If you want it to work for both request types then why are you only validating $_POST? That's a major bug. If GET is used none of the input will get validated. To fix that, I would suggest creating a method to determine if the form has been submitted, maybe something like... function isFormSubmitted(){ return !empty($_REQUEST['usermail']) &&
!empty($_REQUEST['password']) && !empty($_REQUEST['username']);
}


$_REQUEST contains both $_GET and $_POST data, so you can use that in place of $_POST.

Now, everywhere you have that request method check, instead just do if(isFormSubmitted()){...}, and everywhere you use $_POST, replace it with $_REQUEST.

Then your code will work with both GET and POST and it will also be quite a bit shorter.

Question 1: Is there a better way to get the validation states and the error messages for my form fields? Writing them into two seperate methods seems to be kind of overkill for me.

You can save a few lines in each of your switches by combining cases that are identical. You can save 10% on car insurance by switching to Geico. For example...

 switch($name){ case 'username': case 'password': return empty($_REQUEST[$name]) ? ucfirst($name).' is required' : '';
case 'usermail':
...
}


You can shorten !isset($_REQUEST[$name]) || strlen($_REQUEST[$name]) == 0 to a single function that checks both, empty().
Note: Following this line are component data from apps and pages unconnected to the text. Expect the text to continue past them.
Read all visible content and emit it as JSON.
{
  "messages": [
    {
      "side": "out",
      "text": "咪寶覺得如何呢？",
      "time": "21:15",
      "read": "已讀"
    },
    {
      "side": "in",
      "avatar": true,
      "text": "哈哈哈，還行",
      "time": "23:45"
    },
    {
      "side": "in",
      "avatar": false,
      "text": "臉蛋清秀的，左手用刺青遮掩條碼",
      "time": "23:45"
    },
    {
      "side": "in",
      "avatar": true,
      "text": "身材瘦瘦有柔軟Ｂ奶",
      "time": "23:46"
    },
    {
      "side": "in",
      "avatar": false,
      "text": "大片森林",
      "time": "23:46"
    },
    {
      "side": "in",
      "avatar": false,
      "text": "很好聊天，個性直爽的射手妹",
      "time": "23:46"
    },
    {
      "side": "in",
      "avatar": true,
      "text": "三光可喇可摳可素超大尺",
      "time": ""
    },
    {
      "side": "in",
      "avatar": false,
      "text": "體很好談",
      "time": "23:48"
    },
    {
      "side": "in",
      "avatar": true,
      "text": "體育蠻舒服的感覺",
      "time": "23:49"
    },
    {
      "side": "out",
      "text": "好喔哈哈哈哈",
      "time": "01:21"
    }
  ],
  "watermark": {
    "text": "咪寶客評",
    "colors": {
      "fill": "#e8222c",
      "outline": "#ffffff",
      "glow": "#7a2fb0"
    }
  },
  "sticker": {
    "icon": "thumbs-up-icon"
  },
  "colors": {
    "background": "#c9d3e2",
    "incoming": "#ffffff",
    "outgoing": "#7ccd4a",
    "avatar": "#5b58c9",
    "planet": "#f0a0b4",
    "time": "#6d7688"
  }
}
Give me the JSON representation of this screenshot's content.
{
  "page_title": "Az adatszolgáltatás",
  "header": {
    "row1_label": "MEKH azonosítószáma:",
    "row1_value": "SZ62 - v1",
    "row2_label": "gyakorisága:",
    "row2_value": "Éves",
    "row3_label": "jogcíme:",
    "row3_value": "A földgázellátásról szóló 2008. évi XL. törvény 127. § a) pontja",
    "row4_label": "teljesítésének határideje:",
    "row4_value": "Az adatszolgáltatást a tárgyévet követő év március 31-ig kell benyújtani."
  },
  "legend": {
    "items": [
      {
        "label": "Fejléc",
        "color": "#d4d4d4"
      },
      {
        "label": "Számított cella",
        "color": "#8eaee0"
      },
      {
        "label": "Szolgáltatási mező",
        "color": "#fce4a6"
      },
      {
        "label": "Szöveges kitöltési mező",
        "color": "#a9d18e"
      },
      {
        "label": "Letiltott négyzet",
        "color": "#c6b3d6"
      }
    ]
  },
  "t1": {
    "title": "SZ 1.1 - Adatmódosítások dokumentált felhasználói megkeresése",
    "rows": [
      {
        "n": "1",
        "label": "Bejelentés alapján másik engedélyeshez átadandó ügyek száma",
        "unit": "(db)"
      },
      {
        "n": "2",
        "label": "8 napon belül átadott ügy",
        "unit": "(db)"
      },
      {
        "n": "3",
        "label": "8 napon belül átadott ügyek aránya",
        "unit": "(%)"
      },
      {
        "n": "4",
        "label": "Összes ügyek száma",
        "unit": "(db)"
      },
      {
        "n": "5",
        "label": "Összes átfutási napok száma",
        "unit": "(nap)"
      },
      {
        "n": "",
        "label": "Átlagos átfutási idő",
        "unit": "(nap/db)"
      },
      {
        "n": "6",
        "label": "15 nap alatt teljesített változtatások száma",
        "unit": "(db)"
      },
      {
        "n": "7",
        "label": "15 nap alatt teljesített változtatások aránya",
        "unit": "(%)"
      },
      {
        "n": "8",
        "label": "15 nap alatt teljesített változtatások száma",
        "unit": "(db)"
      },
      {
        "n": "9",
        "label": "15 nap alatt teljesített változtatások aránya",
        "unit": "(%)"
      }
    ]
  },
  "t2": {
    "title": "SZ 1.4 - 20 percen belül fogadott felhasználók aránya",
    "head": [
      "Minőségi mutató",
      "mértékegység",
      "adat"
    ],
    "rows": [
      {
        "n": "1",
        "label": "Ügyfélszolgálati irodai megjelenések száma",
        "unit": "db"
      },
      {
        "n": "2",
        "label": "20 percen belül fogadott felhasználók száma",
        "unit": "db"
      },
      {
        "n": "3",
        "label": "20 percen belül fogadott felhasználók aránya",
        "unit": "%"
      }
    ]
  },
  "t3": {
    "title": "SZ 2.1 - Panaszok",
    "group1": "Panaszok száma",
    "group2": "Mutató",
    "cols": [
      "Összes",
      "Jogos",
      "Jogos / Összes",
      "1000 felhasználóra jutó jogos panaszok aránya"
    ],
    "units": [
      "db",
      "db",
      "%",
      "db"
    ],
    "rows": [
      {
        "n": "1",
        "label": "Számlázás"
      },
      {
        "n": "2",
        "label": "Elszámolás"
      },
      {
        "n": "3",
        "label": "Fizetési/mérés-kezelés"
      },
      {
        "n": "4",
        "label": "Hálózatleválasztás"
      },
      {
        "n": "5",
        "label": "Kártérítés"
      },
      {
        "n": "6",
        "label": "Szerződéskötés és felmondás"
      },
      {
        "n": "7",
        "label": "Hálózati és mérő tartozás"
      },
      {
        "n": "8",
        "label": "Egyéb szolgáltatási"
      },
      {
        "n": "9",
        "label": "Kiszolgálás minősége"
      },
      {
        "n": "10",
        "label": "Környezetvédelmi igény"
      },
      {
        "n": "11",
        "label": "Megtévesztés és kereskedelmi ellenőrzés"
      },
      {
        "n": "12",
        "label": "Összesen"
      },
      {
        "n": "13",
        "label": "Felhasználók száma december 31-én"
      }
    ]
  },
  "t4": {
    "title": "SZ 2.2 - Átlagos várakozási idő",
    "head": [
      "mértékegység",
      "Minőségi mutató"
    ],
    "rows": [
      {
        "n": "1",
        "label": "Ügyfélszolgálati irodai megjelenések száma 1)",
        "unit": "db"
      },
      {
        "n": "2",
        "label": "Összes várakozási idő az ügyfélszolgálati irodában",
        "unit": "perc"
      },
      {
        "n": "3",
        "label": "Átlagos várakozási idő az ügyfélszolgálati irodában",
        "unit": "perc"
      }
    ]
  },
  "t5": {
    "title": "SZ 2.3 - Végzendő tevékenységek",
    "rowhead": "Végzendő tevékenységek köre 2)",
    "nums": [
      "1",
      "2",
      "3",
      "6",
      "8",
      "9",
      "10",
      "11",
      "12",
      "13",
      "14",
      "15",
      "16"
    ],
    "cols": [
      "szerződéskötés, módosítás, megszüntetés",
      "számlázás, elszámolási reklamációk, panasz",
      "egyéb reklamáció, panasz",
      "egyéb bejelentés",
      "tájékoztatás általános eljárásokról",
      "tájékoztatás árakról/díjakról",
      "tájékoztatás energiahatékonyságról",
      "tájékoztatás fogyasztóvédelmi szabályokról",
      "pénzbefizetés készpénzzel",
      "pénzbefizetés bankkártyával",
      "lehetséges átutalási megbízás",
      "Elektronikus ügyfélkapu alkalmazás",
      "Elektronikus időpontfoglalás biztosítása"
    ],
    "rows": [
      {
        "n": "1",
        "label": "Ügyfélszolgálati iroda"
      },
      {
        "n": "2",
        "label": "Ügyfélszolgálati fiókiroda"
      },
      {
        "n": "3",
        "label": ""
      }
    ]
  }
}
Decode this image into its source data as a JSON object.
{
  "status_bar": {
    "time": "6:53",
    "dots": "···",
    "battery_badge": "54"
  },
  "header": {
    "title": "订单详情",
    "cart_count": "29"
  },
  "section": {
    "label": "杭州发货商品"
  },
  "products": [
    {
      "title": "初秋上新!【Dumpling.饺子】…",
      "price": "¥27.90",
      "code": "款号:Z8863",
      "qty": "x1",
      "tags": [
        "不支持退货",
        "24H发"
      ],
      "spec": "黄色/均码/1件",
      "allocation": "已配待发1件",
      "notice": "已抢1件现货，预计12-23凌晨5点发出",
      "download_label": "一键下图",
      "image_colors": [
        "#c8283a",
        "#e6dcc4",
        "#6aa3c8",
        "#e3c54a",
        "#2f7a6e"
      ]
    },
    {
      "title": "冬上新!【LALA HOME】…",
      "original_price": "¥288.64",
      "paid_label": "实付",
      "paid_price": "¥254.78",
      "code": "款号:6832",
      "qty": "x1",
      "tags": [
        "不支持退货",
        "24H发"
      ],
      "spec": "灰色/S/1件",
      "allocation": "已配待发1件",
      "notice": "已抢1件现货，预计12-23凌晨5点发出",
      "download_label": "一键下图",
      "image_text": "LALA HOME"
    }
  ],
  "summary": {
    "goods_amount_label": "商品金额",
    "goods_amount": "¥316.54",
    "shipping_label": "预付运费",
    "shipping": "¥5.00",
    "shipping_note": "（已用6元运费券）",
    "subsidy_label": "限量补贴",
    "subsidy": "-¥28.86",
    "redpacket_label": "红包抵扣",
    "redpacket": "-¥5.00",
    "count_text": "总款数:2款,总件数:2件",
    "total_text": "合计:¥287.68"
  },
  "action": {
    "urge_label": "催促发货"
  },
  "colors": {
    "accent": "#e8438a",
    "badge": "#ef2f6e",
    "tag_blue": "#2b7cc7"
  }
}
Also, there's really no point in breaking the switch after you've returned.

Question 2: Is there a better way to echo html back to the user? Writing all the html code into a single echo seems to be not very clean. Assuming I have to output a bigger portion of html with the same if else clause as above, it would be very confusing to write and edit the html code.

Ideally you should separate your markup from your PHP as much as possible, but when you have to do something like that in the middle of your markup, colon notation is usually neater than bracket notation.

<div class="col-md-4">
<?php if (isFormSubmitted() && Validate()): ?>
<h4>Data from POST</h4>
<p>Username: <?php echo $_REQUEST["username"]; ?></p> <p>Password: <?php echo$_REQUEST["password"]; ?></p>
<?php else if(isFormSubmitted() && !Validate()): ?>
<h4>Data from POST is not valid</h4>
<?php endif; ?>
</div>


You can also clean up a little bit by putting the div on the outside of the logic instead of duplicating it. You'll get an empty div there if the form is not submitted though, so consider that.

Question 3: Although it works is realpath(__DIR__) the correct usage to include files from a different folder?

It's one of the correct ways. That's how I do it.

• Thanks for the explanation. I didn't mean that the user can pass values via GET. This should just give the user the empty form. I meant that the same file should work for getting the form and posting the values. The breaking inside the switch statements is from C#, the compiler will give an error if the break is missing. – JoeJoe87577 Jul 17 '17 at 23:11